**WORK ORDER**: What follows is a listing; restate every line of it word for word.

-- Opening Marker --

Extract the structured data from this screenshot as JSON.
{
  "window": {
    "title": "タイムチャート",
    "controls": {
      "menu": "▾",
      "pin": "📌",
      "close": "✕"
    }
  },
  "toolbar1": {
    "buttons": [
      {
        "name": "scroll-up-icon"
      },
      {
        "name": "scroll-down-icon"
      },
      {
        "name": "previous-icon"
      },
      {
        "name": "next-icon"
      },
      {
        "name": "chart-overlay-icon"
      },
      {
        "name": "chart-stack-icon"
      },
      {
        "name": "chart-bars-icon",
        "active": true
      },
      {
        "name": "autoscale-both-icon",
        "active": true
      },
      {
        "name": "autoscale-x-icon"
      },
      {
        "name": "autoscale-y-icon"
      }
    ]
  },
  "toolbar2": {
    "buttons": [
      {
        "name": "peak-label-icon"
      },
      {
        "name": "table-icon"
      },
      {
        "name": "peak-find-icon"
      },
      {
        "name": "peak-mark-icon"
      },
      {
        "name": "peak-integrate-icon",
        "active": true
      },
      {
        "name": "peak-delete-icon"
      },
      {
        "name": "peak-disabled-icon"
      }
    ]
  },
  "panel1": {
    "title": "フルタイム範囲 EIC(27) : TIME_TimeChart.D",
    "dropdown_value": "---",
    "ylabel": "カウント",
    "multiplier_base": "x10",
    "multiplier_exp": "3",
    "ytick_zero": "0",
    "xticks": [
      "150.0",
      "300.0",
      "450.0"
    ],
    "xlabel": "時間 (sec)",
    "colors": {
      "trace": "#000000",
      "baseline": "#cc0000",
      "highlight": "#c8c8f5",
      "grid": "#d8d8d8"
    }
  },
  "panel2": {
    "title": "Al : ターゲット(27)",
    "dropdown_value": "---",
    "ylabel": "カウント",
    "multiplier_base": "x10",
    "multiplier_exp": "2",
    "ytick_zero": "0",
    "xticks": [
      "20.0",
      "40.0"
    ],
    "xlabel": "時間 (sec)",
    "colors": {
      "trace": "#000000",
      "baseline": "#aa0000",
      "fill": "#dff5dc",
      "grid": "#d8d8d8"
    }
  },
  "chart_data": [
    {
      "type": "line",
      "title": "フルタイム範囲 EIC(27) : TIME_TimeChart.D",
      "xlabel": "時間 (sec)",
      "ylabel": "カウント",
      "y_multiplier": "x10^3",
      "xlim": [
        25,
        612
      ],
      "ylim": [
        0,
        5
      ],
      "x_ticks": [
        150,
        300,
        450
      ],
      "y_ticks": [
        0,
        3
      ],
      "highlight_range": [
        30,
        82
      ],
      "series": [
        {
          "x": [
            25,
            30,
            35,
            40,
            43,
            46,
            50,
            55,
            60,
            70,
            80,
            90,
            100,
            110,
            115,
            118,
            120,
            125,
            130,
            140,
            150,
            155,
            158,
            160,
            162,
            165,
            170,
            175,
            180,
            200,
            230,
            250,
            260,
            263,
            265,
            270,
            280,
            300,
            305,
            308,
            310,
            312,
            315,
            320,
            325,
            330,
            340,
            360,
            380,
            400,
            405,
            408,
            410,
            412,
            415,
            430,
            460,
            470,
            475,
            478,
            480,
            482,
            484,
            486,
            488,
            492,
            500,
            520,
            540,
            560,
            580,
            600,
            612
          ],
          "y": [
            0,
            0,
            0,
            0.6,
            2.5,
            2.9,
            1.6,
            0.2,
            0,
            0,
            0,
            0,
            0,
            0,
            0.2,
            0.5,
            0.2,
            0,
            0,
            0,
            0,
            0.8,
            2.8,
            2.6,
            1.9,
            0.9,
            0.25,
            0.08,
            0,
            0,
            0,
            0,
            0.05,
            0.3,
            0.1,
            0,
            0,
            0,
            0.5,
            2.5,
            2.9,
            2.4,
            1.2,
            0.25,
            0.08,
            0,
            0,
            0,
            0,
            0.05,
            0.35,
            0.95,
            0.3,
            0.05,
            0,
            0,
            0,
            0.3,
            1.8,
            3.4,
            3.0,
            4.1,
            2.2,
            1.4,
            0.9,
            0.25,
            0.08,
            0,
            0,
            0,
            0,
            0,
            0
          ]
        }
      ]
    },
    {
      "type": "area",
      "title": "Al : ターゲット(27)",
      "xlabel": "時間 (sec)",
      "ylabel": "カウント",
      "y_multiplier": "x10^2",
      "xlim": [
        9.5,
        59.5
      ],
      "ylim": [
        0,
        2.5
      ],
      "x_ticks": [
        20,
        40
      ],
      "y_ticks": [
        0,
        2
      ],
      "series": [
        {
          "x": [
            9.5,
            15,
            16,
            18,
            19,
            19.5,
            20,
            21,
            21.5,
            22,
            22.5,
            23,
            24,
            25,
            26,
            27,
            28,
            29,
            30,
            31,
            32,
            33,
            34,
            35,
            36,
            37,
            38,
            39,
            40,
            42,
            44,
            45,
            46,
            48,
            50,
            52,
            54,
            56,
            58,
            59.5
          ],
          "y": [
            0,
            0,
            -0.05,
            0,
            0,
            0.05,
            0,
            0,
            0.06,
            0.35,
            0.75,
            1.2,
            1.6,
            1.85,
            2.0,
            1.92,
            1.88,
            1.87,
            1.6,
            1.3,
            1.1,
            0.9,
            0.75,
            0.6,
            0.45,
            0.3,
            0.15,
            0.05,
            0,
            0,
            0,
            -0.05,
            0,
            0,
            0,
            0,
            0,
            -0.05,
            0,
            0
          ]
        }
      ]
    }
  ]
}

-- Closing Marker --

**ANSWER AREA**:
Extract the structured data from this screenshot as JSON.
{
  "window": {
    "title": "タイムチャート",
    "controls": {
      "menu": "▾",
      "pin": "📌",
      "close": "✕"
    }
  },
  "toolbar1": {
    "buttons": [
      {
        "name": "scroll-up-icon"
      },
      {
        "name": "scroll-down-icon"
      },
      {
        "name": "previous-icon"
      },
      {
        "name": "next-icon"
      },
      {
        "name": "chart-overlay-icon"
      },
      {
        "name": "chart-stack-icon"
      },
      {
        "name": "chart-bars-icon",
        "active": true
      },
      {
        "name": "autoscale-both-icon",
        "active": true
      },
      {
        "name": "autoscale-x-icon"
      },
      {
        "name": "autoscale-y-icon"
      }
    ]
  },
  "toolbar2": {
    "buttons": [
      {
        "name": "peak-label-icon"
      },
      {
        "name": "table-icon"
      },
      {
        "name": "peak-find-icon"
      },
      {
        "name": "peak-mark-icon"
      },
      {
        "name": "peak-integrate-icon",
        "active": true
      },
      {
        "name": "peak-delete-icon"
      },
      {
        "name": "peak-disabled-icon"
      }
    ]
  },
  "panel1": {
    "title": "フルタイム範囲 EIC(27) : TIME_TimeChart.D",
    "dropdown_value": "---",
    "ylabel": "カウント",
    "multiplier_base": "x10",
    "multiplier_exp": "3",
    "ytick_zero": "0",
    "xticks": [
      "150.0",
      "300.0",
      "450.0"
    ],
    "xlabel": "時間 (sec)",
    "colors": {
      "trace": "#000000",
      "baseline": "#cc0000",
      "highlight": "#c8c8f5",
      "grid": "#d8d8d8"
    }
  },
  "panel2": {
    "title": "Al : ターゲット(27)",
    "dropdown_value": "---",
    "ylabel": "カウント",
    "multiplier_base": "x10",
    "multiplier_exp": "2",
    "ytick_zero": "0",
    "xticks": [
      "20.0",
      "40.0"
    ],
    "xlabel": "時間 (sec)",
    "colors": {
      "trace": "#000000",
      "baseline": "#aa0000",
      "fill": "#dff5dc",
      "grid": "#d8d8d8"
    }
  },
  "chart_data": [
    {
      "type": "line",
      "title": "フルタイム範囲 EIC(27) : TIME_TimeChart.D",
      "xlabel": "時間 (sec)",
      "ylabel": "カウント",
      "y_multiplier": "x10^3",
      "xlim": [
        25,
        612
      ],
      "ylim": [
        0,
        5
      ],
      "x_ticks": [
        150,
        300,
        450
      ],
      "y_ticks": [
        0,
        3
      ],
      "highlight_range": [
        30,
        82
      ],
      "series": [
        {
          "x": [
            25,
            30,
            35,
            40,
            43,
            46,
            50,
            55,
            60,
            70,
            80,
            90,
            100,
            110,
            115,
            118,
            120,
            125,
            130,
            140,
            150,
            155,
            158,
            160,
            162,
            165,
            170,
            175,
            180,
            200,
            230,
            250,
            260,
            263,
            265,
            270,
            280,
            300,
            305,
            308,
            310,
            312,
            315,
            320,
            325,
            330,
            340,
            360,
            380,
            400,
            405,
            408,
            410,
            412,
            415,
            430,
            460,
            470,
            475,
            478,
            480,
            482,
            484,
            486,
            488,
            492,
            500,
            520,
            540,
            560,
            580,
            600,
            612
          ],
          "y": [
            0,
            0,
            0,
            0.6,
            2.5,
            2.9,
            1.6,
            0.2,
            0,
            0,
            0,
            0,
            0,
            0,
            0.2,
            0.5,
            0.2,
            0,
            0,
            0,
            0,
            0.8,
            2.8,
            2.6,
            1.9,
            0.9,
            0.25,
            0.08,
            0,
            0,
            0,
            0,
            0.05,
            0.3,
            0.1,
            0,
            0,
            0,
            0.5,
            2.5,
            2.9,
            2.4,
            1.2,
            0.25,
            0.08,
            0,
            0,
            0,
            0,
            0.05,
            0.35,
            0.95,
            0.3,
            0.05,
            0,
            0,
            0,
            0.3,
            1.8,
            3.4,
            3.0,
            4.1,
            2.2,
            1.4,
            0.9,
            0.25,
            0.08,
            0,
            0,
            0,
            0,
            0,
            0
          ]
        }
      ]
    },
    {
      "type": "area",
      "title": "Al : ターゲット(27)",
      "xlabel": "時間 (sec)",
      "ylabel": "カウント",
      "y_multiplier": "x10^2",
      "xlim": [
        9.5,
        59.5
      ],
      "ylim": [
        0,
        2.5
      ],
      "x_ticks": [
        20,
        40
      ],
      "y_ticks": [
        0,
        2
      ],
      "series": [
        {
          "x": [
            9.5,
            15,
            16,
            18,
            19,
            19.5,
            20,
            21,
            21.5,
            22,
            22.5,
            23,
            24,
            25,
            26,
            27,
            28,
            29,
            30,
            31,
            32,
            33,
            34,
            35,
            36,
            37,
            38,
            39,
            40,
            42,
            44,
            45,
            46,
            48,
            50,
            52,
            54,
            56,
            58,
            59.5
          ],
          "y": [
            0,
            0,
            -0.05,
            0,
            0,
            0.05,
            0,
            0,
            0.06,
            0.35,
            0.75,
            1.2,
            1.6,
            1.85,
            2.0,
            1.92,
            1.88,
            1.87,
            1.6,
            1.3,
            1.1,
            0.9,
            0.75,
            0.6,
            0.45,
            0.3,
            0.15,
            0.05,
            0,
            0,
            0,
            -0.05,
            0,
            0,
            0,
            0,
            0,
            -0.05,
            0,
            0
          ]
        }
      ]
    }
  ]
}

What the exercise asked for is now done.